Reactions

Surprisingly, people close to me had no idea what MDR-TB is. So with the little knowledge I had about DR-TB, I had to tell them and also Google some useful information.  Since they didn’t know about it, they were not afraid – they just wanted to know more about it, like how does one catch it, etc.

Not much is known about TB here.  A lot of people attach the stigma of HIV to TB. But not everyone who has a form of TB is HIV positive. And also, TB is curable; you just have to follow your doctor’s orders and you should be fine. There is nothing to be scared of, just do what you are told and one day you’ll be free of TB.

Sticking to treatment

As I’ve said, sticking to TB treatment isn’t easy at all. But with the support of family, friends, health workers and even fellow patients, you kinda feel like you don’t want to disappoint anyone and you don’t want to die either. So, you sit down by yourself and think: ‘If this is a dare, bring it on. I’ll do whatever it takes just to survive.’

I did not want to be another statistic of TB. Yeah sure, one day I will die – but not from this horrible disease. There were those days where I was like: ‘No, today I’m taking a day off – I’m not drinking them,’ but then again I will feel guilty and swallow them. Then I will convince myself: ‘That wasn’t so bad, was it?’

Expecting results

At the moment, all my monthly sputum culture results are still negative, and have been negative since February 2012, which means surely I will be cured very soon.  No more li’l bastards going down my throat and having a li’l party in my stomach, making me feel horrible.

My dream for the future would be having the best of everything like all those dreams I had before going to uni.
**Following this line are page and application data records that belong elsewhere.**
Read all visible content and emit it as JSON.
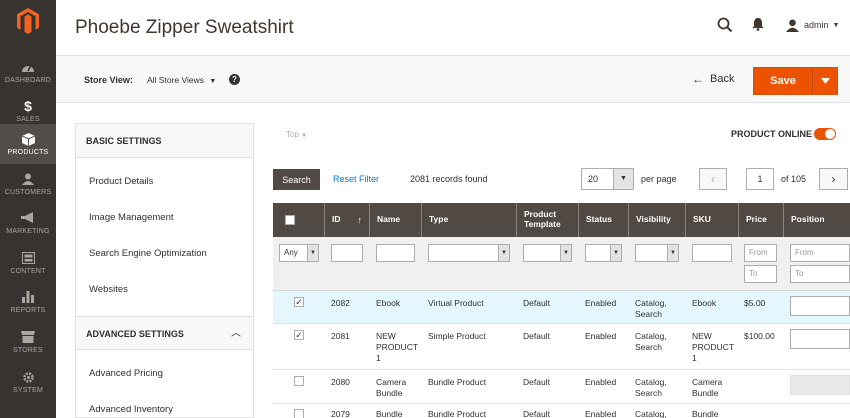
{
  "sidebar": {
    "logo": "magento-logo",
    "items": [
      {
        "label": "DASHBOARD",
        "icon": "dashboard-icon"
      },
      {
        "label": "SALES",
        "icon": "dollar-icon"
      },
      {
        "label": "PRODUCTS",
        "icon": "box-icon",
        "active": true
      },
      {
        "label": "CUSTOMERS",
        "icon": "person-icon"
      },
      {
        "label": "MARKETING",
        "icon": "megaphone-icon"
      },
      {
        "label": "CONTENT",
        "icon": "layout-icon"
      },
      {
        "label": "REPORTS",
        "icon": "bar-chart-icon"
      },
      {
        "label": "STORES",
        "icon": "storefront-icon"
      },
      {
        "label": "SYSTEM",
        "icon": "gear-icon"
      }
    ]
  },
  "header": {
    "title": "Phoebe Zipper Sweatshirt",
    "user": "admin"
  },
  "store_bar": {
    "label": "Store View:",
    "value": "All Store Views",
    "help": "?",
    "back_label": "Back",
    "save_label": "Save"
  },
  "settings": {
    "basic_heading": "BASIC SETTINGS",
    "basic_items": [
      "Product Details",
      "Image Management",
      "Search Engine Optimization",
      "Websites"
    ],
    "advanced_heading": "ADVANCED SETTINGS",
    "advanced_items": [
      "Advanced Pricing",
      "Advanced Inventory"
    ]
  },
  "grid": {
    "breadcrumb": "Top",
    "online_label": "PRODUCT ONLINE",
    "search_label": "Search",
    "reset_label": "Reset Filter",
    "records": "2081 records found",
    "per_page_value": "20",
    "per_page_label": "per page",
    "page": "1",
    "of_pages": "of 105",
    "columns": [
      "ID",
      "Name",
      "Type",
      "Product Template",
      "Status",
      "Visibility",
      "SKU",
      "Price",
      "Position"
    ],
    "filters": {
      "any": "Any",
      "from_placeholder": "From",
      "to_placeholder": "To"
    },
    "rows": [
      {
        "checked": true,
        "id": "2082",
        "name": "Ebook",
        "type": "Virtual Product",
        "template": "Default",
        "status": "Enabled",
        "visibility": "Catalog, Search",
        "sku": "Ebook",
        "price": "$5.00",
        "pos_enabled": true
      },
      {
        "checked": true,
        "id": "2081",
        "name": "NEW PRODUCT 1",
        "type": "Simple Product",
        "template": "Default",
        "status": "Enabled",
        "visibility": "Catalog, Search",
        "sku": "NEW PRODUCT 1",
        "price": "$100.00",
        "pos_enabled": true
      },
      {
        "checked": false,
        "id": "2080",
        "name": "Camera Bundle",
        "type": "Bundle Product",
        "template": "Default",
        "status": "Enabled",
        "visibility": "Catalog, Search",
        "sku": "Camera Bundle",
        "price": "",
        "pos_enabled": false
      },
      {
        "checked": false,
        "id": "2079",
        "name": "Bundle",
        "type": "Bundle Product",
        "template": "Default",
        "status": "Enabled",
        "visibility": "Catalog,",
        "sku": "Bundle",
        "price": "",
        "pos_enabled": false
      }
    ]
  },
  "colors": {
    "sidebar": "#373330",
    "accent": "#eb5202",
    "table_header": "#514943",
    "link": "#007bdb"
  }
}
My dream is also to live the good life we all dream about and to be 100 percent healthy for sure.

This was certainly a long break, definitely not a holiday.